Citing sources familiar with the plan, the Financial Times reports that Google is working with music labels like UMG on a tool that allows anyone to create AI songs using the voices and melodies of their favorite artists. The tool is still in the early stages of development, so it remains unclear when it will be released.

Once it's made available to the public, the service could revolutionize the music industry, given UMG's vast library of songs and Google's AI powerhouse. Under a licensing agreement, copyright holders will receive payments for the license to create AI-generated songs using their music. But, of course, artists can choose not to participate.

Warner Music CEO Robert Kyncl suggested as much during the company’s earnings call on August 8. According to the Financial Times, Google is also in similar talks with Warner Music.

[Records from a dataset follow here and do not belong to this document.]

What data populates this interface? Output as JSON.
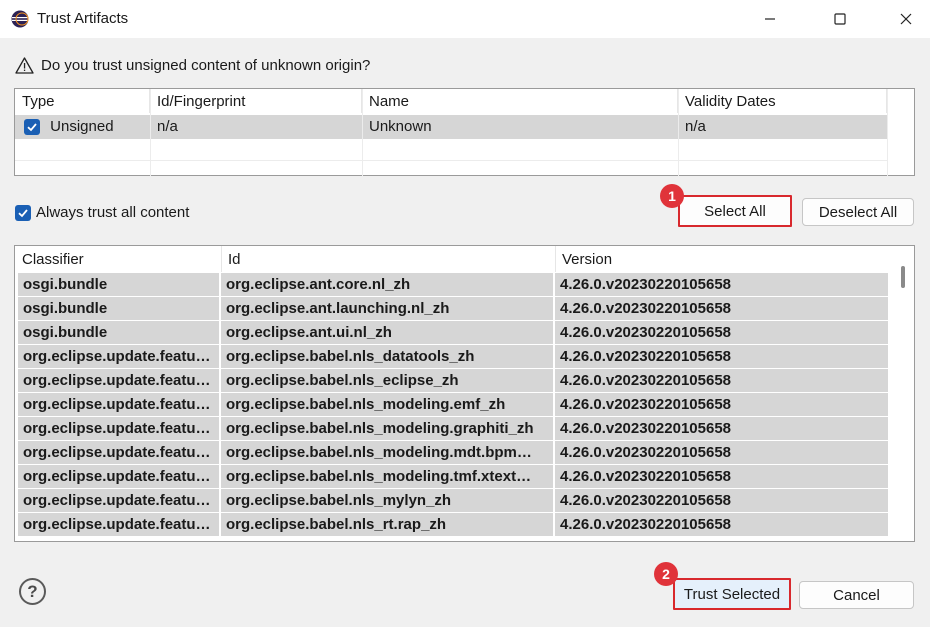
{
  "window": {
    "title": "Trust Artifacts",
    "minimize_icon": "minimize-icon",
    "maximize_icon": "maximize-icon",
    "close_icon": "close-icon"
  },
  "question": "Do you trust unsigned content of unknown origin?",
  "origin_table": {
    "headers": [
      "Type",
      "Id/Fingerprint",
      "Name",
      "Validity Dates"
    ],
    "rows": [
      {
        "checked": true,
        "type": "Unsigned",
        "id": "n/a",
        "name": "Unknown",
        "validity": "n/a"
      }
    ]
  },
  "always_trust": {
    "checked": true,
    "label": "Always trust all content"
  },
  "buttons": {
    "select_all": "Select All",
    "deselect_all": "Deselect All",
    "trust_selected": "Trust Selected",
    "cancel": "Cancel"
  },
  "annotations": {
    "badge_1": "1",
    "badge_2": "2"
  },
  "artifacts_table": {
    "headers": [
      "Classifier",
      "Id",
      "Version"
    ],
    "rows": [
      {
        "classifier": "osgi.bundle",
        "id": "org.eclipse.ant.core.nl_zh",
        "version": "4.26.0.v20230220105658"
      },
      {
        "classifier": "osgi.bundle",
        "id": "org.eclipse.ant.launching.nl_zh",
        "version": "4.26.0.v20230220105658"
      },
      {
        "classifier": "osgi.bundle",
        "id": "org.eclipse.ant.ui.nl_zh",
        "version": "4.26.0.v20230220105658"
      },
      {
        "classifier": "org.eclipse.update.featu…",
        "id": "org.eclipse.babel.nls_datatools_zh",
        "version": "4.26.0.v20230220105658"
      },
      {
        "classifier": "org.eclipse.update.featu…",
        "id": "org.eclipse.babel.nls_eclipse_zh",
        "version": "4.26.0.v20230220105658"
      },
      {
        "classifier": "org.eclipse.update.featu…",
        "id": "org.eclipse.babel.nls_modeling.emf_zh",
        "version": "4.26.0.v20230220105658"
      },
      {
        "classifier": "org.eclipse.update.featu…",
        "id": "org.eclipse.babel.nls_modeling.graphiti_zh",
        "version": "4.26.0.v20230220105658"
      },
      {
        "classifier": "org.eclipse.update.featu…",
        "id": "org.eclipse.babel.nls_modeling.mdt.bpm…",
        "version": "4.26.0.v20230220105658"
      },
      {
        "classifier": "org.eclipse.update.featu…",
        "id": "org.eclipse.babel.nls_modeling.tmf.xtext…",
        "version": "4.26.0.v20230220105658"
      },
      {
        "classifier": "org.eclipse.update.featu…",
        "id": "org.eclipse.babel.nls_mylyn_zh",
        "version": "4.26.0.v20230220105658"
      },
      {
        "classifier": "org.eclipse.update.featu…",
        "id": "org.eclipse.babel.nls_rt.rap_zh",
        "version": "4.26.0.v20230220105658"
      }
    ]
  },
  "help_icon": "help-icon",
  "help_glyph": "?",
  "colors": {
    "accent": "#1a5fb4",
    "highlight": "#d8282d",
    "badge": "#e0333a",
    "row_selected": "#d6d6d6"
  }
}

It's not clear how the tool will function, but it is expected to work in a similar way to other AI-powered music generators like Spotify's AI DJ. Fans will be able to provide the tool with a few details about the song they want to create, such as the genre, the mood, and the lyrics. The tool will then use AI to generate a song that matches the fans' specifications.

However, unlike other AI music generators, users could feed the voices and melodies of their favorite artists into the tool, potentially making the songs more authentic and engaging. More importantly, this could make it easier for fans to create music tailored to their taste, as well as help music labels generate new revenue streams.

Google and UMG's new partnership comes at a time when there's a lot of buzz about AI-generated music, with some people loving it and others hating it. In April, UMG asked all music streaming platforms to remove a deepfake track titled "Heart on My Sleeve," produced by TikTok user ghostwriter977. The vocals for "Heart on My Sleeve" were generated by artificial intelligence and made to sound like Canadian musicians Drake and The Weeknd.

UMG described the AI-generated song as "both a breach of our agreements and a violation of copyright law." While AI has made it easier than ever to create voice models that sound like famous artists, AI-generated songs are a sign of how quickly deepfake technology is evolving. Sometimes, it's even kind of creepy.

Jay Bonggolto
News Writer & Reviewer

Jay Bonggolto always keeps a nose for news. He has been writing about consumer tech and apps for as long as he can remember, and he has used a variety of Android phones since falling in love with Jelly Bean. Send him a direct message via Twitter or LinkedIn.